> [ACTION ITEM]: Could you show all lines in the entries below that contain the string "icon"?

^^^^

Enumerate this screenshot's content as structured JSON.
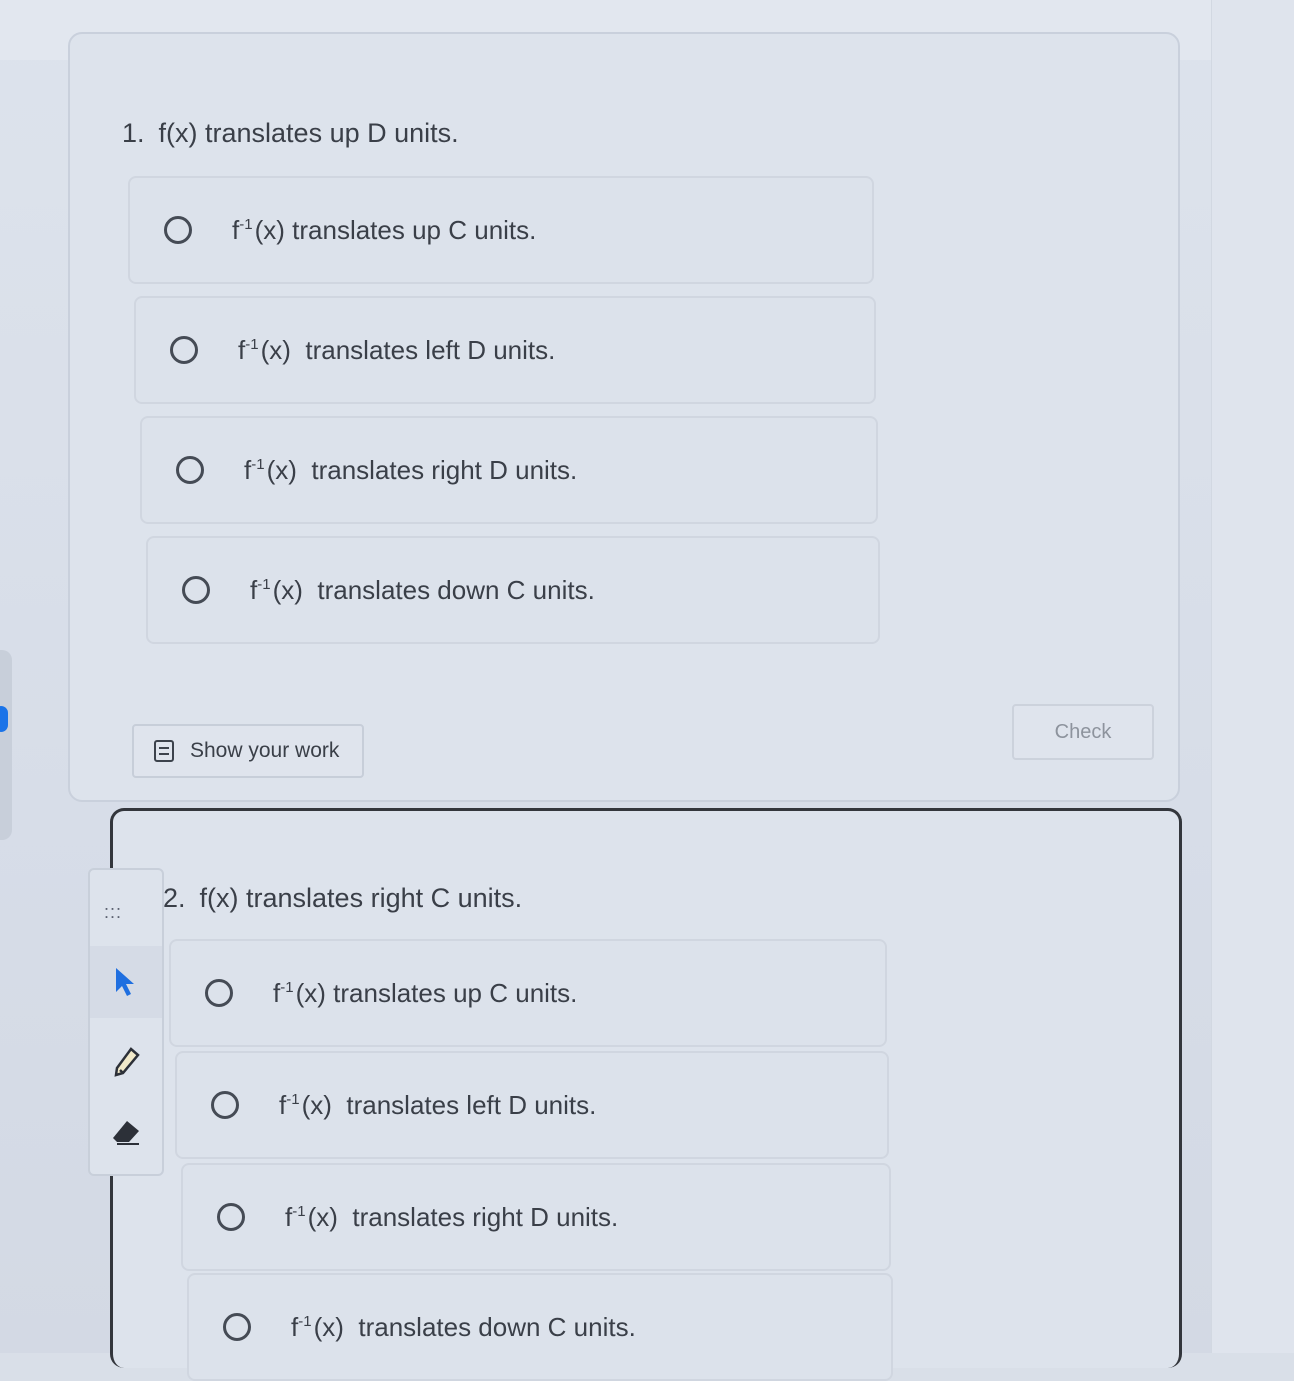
{
  "question1": {
    "number": "1.",
    "prompt": "f(x) translates up D units.",
    "options": [
      {
        "fn": "f",
        "sup": "-1",
        "arg": "(x)",
        "text": "translates up C units."
      },
      {
        "fn": "f",
        "sup": "-1",
        "arg": "(x)",
        "text": "translates left D units."
      },
      {
        "fn": "f",
        "sup": "-1",
        "arg": "(x)",
        "text": "translates right D units."
      },
      {
        "fn": "f",
        "sup": "-1",
        "arg": "(x)",
        "text": "translates down C units."
      }
    ],
    "show_work_label": "Show your work",
    "check_label": "Check"
  },
  "question2": {
    "number": "2.",
    "prompt": "f(x) translates right C units.",
    "options": [
      {
        "fn": "f",
        "sup": "-1",
        "arg": "(x)",
        "text": "translates up C units."
      },
      {
        "fn": "f",
        "sup": "-1",
        "arg": "(x)",
        "text": "translates left D units."
      },
      {
        "fn": "f",
        "sup": "-1",
        "arg": "(x)",
        "text": "translates right D units."
      },
      {
        "fn": "f",
        "sup": "-1",
        "arg": "(x)",
        "text": "translates down C units."
      }
    ]
  },
  "tools": {
    "grip_glyph": ":::",
    "items": [
      "pointer-icon",
      "pencil-icon",
      "eraser-icon"
    ]
  },
  "colors": {
    "accent": "#1a73e8",
    "active_border": "#33363c"
  }
}
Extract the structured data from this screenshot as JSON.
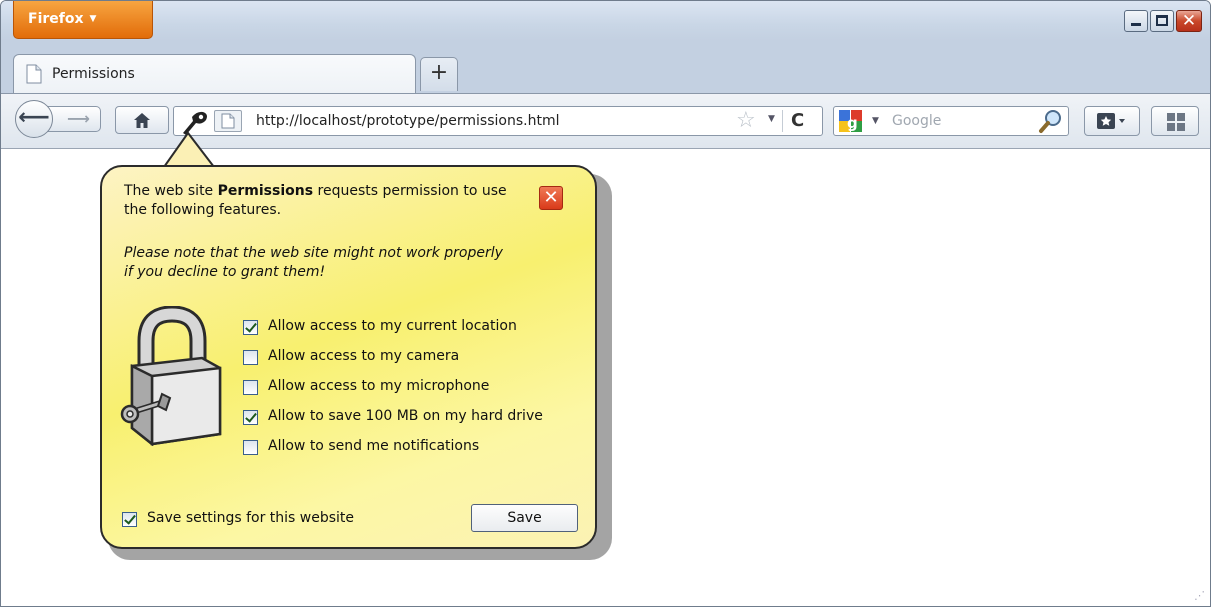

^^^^

> [THE COMPLETED TASK]:
      "pointer-icon",
      "pencil-icon",
      "eraser-icon"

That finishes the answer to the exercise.